Clinical Study Results of Desoximetasone Spray, 0.25% in Moderate to Severe Plaque Psoriasis

December 2013 | Volume 12 | Issue 12 | Original Article | 1404 | Copyright © December 2013

Leon Kircik MD,a,b,c Mark G. Lebwohl MD,c James Q. Del Rosso DO,d
Jerry Bagel MD,eLinda Stein Gold MD,f Jonathan S. Weiss MDg

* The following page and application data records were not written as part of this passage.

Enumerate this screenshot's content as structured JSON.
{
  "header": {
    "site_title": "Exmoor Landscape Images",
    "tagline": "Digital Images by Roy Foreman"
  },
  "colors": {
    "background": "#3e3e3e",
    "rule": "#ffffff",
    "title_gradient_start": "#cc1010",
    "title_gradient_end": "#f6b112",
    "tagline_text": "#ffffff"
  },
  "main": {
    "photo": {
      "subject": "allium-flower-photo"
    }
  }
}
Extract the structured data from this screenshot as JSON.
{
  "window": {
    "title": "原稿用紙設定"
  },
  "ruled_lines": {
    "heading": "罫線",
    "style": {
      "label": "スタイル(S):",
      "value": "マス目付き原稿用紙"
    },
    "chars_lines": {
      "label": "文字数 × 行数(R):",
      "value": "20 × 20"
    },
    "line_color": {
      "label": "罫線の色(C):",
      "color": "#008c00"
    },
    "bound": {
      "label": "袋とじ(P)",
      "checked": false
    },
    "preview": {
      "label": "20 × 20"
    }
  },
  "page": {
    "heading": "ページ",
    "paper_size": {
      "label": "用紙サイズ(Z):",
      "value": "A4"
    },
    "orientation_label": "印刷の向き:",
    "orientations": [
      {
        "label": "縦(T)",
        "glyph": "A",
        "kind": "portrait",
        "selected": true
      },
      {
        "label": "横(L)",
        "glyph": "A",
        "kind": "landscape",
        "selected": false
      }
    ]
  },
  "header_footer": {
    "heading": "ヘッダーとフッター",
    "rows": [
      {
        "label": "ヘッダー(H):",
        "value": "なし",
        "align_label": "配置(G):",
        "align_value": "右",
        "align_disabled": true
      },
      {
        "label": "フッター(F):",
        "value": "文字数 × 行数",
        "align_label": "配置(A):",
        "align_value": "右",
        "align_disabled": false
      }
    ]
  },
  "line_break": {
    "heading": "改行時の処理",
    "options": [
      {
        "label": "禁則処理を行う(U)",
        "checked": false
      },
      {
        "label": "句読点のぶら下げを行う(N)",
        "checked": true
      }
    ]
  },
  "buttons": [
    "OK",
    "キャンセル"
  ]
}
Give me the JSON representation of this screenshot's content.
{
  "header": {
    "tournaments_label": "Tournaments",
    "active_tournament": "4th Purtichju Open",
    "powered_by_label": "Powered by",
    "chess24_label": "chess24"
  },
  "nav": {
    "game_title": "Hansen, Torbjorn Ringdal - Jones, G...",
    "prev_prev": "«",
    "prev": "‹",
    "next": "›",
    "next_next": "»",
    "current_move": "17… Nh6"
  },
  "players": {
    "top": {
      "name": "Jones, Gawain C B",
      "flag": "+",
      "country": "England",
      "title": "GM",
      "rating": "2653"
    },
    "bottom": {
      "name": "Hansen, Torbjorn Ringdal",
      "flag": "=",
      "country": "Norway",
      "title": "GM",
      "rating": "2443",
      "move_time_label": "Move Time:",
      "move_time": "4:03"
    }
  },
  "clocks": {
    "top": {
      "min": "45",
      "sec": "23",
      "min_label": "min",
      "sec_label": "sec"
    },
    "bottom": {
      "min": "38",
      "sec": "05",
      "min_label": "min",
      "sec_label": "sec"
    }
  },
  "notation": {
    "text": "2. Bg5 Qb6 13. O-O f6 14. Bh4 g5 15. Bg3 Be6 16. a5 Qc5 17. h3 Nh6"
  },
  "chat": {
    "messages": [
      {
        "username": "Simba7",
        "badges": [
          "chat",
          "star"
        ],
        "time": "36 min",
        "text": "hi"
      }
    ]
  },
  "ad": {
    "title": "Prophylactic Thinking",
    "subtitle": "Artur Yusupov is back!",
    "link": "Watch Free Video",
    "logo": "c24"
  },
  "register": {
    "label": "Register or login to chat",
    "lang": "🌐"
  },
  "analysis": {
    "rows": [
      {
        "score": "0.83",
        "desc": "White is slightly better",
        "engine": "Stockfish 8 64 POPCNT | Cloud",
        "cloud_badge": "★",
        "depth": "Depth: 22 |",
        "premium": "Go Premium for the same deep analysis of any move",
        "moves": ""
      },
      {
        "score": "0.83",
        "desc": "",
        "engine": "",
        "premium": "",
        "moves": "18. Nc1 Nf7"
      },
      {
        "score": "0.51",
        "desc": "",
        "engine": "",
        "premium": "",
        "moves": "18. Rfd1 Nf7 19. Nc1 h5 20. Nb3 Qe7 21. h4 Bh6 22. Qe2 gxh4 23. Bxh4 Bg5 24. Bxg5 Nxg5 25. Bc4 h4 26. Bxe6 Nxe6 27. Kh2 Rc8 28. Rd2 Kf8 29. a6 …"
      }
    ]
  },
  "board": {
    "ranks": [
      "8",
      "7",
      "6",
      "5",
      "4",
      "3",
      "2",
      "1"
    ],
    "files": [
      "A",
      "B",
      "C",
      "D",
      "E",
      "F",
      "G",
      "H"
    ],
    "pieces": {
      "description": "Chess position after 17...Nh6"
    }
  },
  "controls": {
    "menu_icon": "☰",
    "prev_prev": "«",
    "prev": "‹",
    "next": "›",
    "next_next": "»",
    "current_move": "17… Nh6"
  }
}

aDepartment of Dermatology, Indiana University School of Medicine, Indianapolis, IN
bPhysicians Skin Care, PLLC, Louisville, KY
cDepartment of Dermatology, Mount Sinai School of Medicine, New York, New York
dDepartment of Dermatology, Touro University College of Osteopathic Medicine, Henderson, NV
ePsoriasis Treatment Center of Central New Jersey, East Windsor, NJ
fDirector of Dermatology, Clinical Research and Division Head of Dermatology, Henry Ford Health System, Detroit and West Bloomfield, Michigan
gGwinnett Clinical Research Center, Snellville, Georgia

table 4
According to the Statistical Analysis Plan (SAP) for each study, the primary and secondary efficacy analyses were to be based on an intent-to-treat (ITT) population, defined as subjects who were exposed to study medication. Subjects who withdrew for lack of effect were to be considered a Clinical Failure or Treatment Failure regardless of their PGA or target lesion scores at the last visit. Those who withdrew from either study for reasons other than lack of effect were to be retained in the ITT population and analyzed with the LOCF. Interim missing data were excluded from analyses with no imputation.
The primary efficacy variables, as defined prospectively in the protocols, were Clinical Success and Treatment Success based on the PGA score and the TLSS, respectively.

Primary and Secondary Efficacy Results

In both Phase 3 studies, a statistically significantly greater percentage of subjects in the desoximetasone spray 0.25% compared to vehicle group achieved both Clinical Success and Treatment Success at Day 28 (Figures 1 and 2). These results, which were the primary efficacy variables, demonstrated superior efficacy in the active study group for both overall improvement of plaque psoriasis (by PGA) and in the individual psoriasis lesion (by TLSS) designated at baseline as the most severely involved plaque (target lesion).
Assessment of secondary efficacy variables in both Phase 3 studies showed that subjects receiving desoximetasone Spray 0.25% twice daily exhibited statistically significantly mean changes from Baseline to Day 28 in PGA, TLSS, and % BSA affected when compared to subjects receiving vehicle spray twice daily (Table 4).

Safety and Tolerability Results

Tolerability and safety were assessed at all study visits. In one study which included a total of 120 subjects, 38 subjects reported a total of 69 adverse events (AEs), with 35 AEs noted in the active treatment group, and 34 reported by subjects in the vehicle group.2 Among the 120 study subjects in the other pivotal study, 21 subjects reported a total of 34 adverse events. Of these events, 16 were reported by actively treated subjects and 18 were noted by vehicle-treated subjects.42 Some of these AEs were determined to be unrelated to study medication, while others, especially application site reactions, were often determined as possibly, probably, or definitely related to study treatment.
Detailed summaries of AEs are from the Phase 3 studies are depicted in Tables 5-6.4,5 No statistically significant differences were observed between study arms and no major safety signals related to AEs were noted. No stinging or burning was reported in any subject throughout the study.
A total of 24 subjects discontinued from the two Phase 3 studies. Overall, comparable proportions of subjects discontinued from the both the active and vehicle groups within each study and across both studies. Overall, three subjects withdrew for insufficient therapeutic response and were considered a Clinical Failure or Treatment Failure regardless of their PGA or target lesion scores at the last visit. Two subjects who ran out of study medication had BSA values of 14% and 30% at Baseline.


Desoximetasone spray 0.25% used twice daily for 28 days proved to be effective and safe for the treatment of adults with moderate to severe plaque psoriasis. The % BSA required for inclusion was markedly higher in this study than in other studies of super-potent TCS agents. In both Phase 3 studies with desoximetasone spray 0.25%, the inclusion criteria mandated >=10% BSA, with the mean % BSA at baseline (study entry) ranging from 15.58%-17.78%.